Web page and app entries
*** Block opens ***

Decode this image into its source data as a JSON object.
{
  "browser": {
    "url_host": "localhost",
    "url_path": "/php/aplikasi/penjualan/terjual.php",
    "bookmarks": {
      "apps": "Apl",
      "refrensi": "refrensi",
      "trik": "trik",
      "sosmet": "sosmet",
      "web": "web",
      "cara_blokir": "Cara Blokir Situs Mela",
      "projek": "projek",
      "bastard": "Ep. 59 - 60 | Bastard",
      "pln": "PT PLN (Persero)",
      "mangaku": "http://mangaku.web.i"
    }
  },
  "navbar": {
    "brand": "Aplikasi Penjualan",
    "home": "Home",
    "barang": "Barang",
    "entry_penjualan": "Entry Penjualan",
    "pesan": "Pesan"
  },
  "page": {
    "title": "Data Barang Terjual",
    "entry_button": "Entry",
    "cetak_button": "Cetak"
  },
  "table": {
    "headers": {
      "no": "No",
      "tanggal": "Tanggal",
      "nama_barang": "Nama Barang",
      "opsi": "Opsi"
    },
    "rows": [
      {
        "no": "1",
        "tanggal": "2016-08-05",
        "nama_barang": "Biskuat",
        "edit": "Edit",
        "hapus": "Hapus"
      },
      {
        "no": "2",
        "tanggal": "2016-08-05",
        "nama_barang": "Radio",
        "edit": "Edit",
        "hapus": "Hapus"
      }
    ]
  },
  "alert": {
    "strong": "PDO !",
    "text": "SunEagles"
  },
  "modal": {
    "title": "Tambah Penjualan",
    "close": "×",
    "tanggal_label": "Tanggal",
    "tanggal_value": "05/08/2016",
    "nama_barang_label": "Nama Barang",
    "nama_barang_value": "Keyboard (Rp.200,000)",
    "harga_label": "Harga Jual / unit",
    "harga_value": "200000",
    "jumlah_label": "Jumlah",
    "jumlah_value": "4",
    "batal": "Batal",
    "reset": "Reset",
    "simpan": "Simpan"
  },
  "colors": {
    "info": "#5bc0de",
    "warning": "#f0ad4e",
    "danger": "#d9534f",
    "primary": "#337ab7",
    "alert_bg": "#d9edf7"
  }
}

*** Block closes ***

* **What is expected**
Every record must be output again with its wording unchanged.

* **Expected answer**
Decode this image into its source data as a JSON object.
{
  "browser": {
    "url_host": "localhost",
    "url_path": "/php/aplikasi/penjualan/terjual.php",
    "bookmarks": {
      "apps": "Apl",
      "refrensi": "refrensi",
      "trik": "trik",
      "sosmet": "sosmet",
      "web": "web",
      "cara_blokir": "Cara Blokir Situs Mela",
      "projek": "projek",
      "bastard": "Ep. 59 - 60 | Bastard",
      "pln": "PT PLN (Persero)",
      "mangaku": "http://mangaku.web.i"
    }
  },
  "navbar": {
    "brand": "Aplikasi Penjualan",
    "home": "Home",
    "barang": "Barang",
    "entry_penjualan": "Entry Penjualan",
    "pesan": "Pesan"
  },
  "page": {
    "title": "Data Barang Terjual",
    "entry_button": "Entry",
    "cetak_button": "Cetak"
  },
  "table": {
    "headers": {
      "no": "No",
      "tanggal": "Tanggal",
      "nama_barang": "Nama Barang",
      "opsi": "Opsi"
    },
    "rows": [
      {
        "no": "1",
        "tanggal": "2016-08-05",
        "nama_barang": "Biskuat",
        "edit": "Edit",
        "hapus": "Hapus"
      },
      {
        "no": "2",
        "tanggal": "2016-08-05",
        "nama_barang": "Radio",
        "edit": "Edit",
        "hapus": "Hapus"
      }
    ]
  },
  "alert": {
    "strong": "PDO !",
    "text": "SunEagles"
  },
  "modal": {
    "title": "Tambah Penjualan",
    "close": "×",
    "tanggal_label": "Tanggal",
    "tanggal_value": "05/08/2016",
    "nama_barang_label": "Nama Barang",
    "nama_barang_value": "Keyboard (Rp.200,000)",
    "harga_label": "Harga Jual / unit",
    "harga_value": "200000",
    "jumlah_label": "Jumlah",
    "jumlah_value": "4",
    "batal": "Batal",
    "reset": "Reset",
    "simpan": "Simpan"
  },
  "colors": {
    "info": "#5bc0de",
    "warning": "#f0ad4e",
    "danger": "#d9534f",
    "primary": "#337ab7",
    "alert_bg": "#d9edf7"
  }
}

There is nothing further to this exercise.